More importantly, the Bible reader must understand that prophecy is not offered in scripture to satisfy curiosity or even to prepare us for coming calamities, but to call people to faithfulness to their moral responsibility as believers. In the context of Jewish and Christian religion, a prophet is not someone who predicts future events, but one who acts as a mouthpiece for God, to warn His people to return to full obedience. This is the chief purpose of Old Testament prophecy, pronouncing God’s judgment on Israel for disobedience and apostasy. New Testament prophecy is in fact no different, decreeing the fate of Israel for the ultimate apostasy of executing as a criminal their Messiah, Jesus. This is where “end of the World” gets garbled in interpretation from the context of the Bible narrative to the common parlance of our day. The Synoptic gospels contain the account of the Olivet discourse, which begins with Christ shocking His disciples by predicting the razing of the Temple. The astounded apostles then ask him, “…and what shall be the sign of thy coming, and of the end of the world?” ( Matt. 24:3 ) Greek manuscripts of the New Testament show that the word rendered in English as “world” is eon, in our day more accurately translated as “age“. The apostles were concerned about the end of the Era of Jewish Temple worship, not the dissolution of the created order.
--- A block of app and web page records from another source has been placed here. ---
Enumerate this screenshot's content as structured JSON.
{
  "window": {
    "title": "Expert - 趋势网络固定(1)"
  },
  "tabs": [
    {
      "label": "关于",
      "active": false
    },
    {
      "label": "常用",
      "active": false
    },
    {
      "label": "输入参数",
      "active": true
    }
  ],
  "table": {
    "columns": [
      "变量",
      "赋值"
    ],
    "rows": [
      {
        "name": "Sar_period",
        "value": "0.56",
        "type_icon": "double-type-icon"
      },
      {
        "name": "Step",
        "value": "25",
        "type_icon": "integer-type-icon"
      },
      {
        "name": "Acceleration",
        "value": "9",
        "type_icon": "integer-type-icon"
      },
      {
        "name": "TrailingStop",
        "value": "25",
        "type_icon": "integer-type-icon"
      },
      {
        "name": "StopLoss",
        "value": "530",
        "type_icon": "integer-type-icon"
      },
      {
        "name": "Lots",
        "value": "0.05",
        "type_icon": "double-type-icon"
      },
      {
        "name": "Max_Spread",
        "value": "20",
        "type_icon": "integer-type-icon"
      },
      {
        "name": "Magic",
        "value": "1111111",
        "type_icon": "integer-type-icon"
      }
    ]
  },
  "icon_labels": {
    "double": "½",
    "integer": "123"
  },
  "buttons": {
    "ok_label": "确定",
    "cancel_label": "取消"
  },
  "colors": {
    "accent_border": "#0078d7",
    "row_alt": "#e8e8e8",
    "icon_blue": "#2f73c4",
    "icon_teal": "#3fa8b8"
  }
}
For them the Old Covenant paradigm was the world, their chief point of religious and national identity, and it’s destruction marked a shattering change for them.
Finally, I am convinced that the fearful events predicted in various Bible passages were fulfilled in the past, from both the immediate time-frame references in the texts themselves, and other internal textual evidence. The example of time frames are in Revelation, “to shew unto his servants things which must shortly come to pass,” and one verse later, “Blessed is he that readeth, …and keep those things which are written therein: for the time is at hand.” ( Rev. 1:1, 1:3)
And that Revelation is about events that were concurrent with the Jewish War of 67-70 AD, can be shown in the following cross-reference. Luke’s Gospel records Christ admonishing the women that lament His execution saying, “Blessed are the barren, and the wombs that never bare, and the paps which never gave suck. Then shall they begin to say to the mountains, Fall on us; and to the hills, Cover us.” ( Luke 23:29 & 30 ) This dire remark is echoed in Revelation as the vision to John is begun in earnest, “ …said to the mountains and rocks, Fall on us, and hide us from the face of him that sitteth on the throne, and from the wrath of the Lamb…” ( Rev. 6:16 )
From this we can conclude that what Christ warned the lamenting women would befall them, and in fact did in the 70 AD destruction of Jerusalem, is what was foretold in Revelation would shortly take place.
What Christians have to look forward to from God is not destruction and wrath, but the fruition of a victory already won by the cross and empty tomb, the end of sin and the evils of the world that sin has brought about. While until then, some suffering may come our way, God will finally renew us, and all creation, in Christ.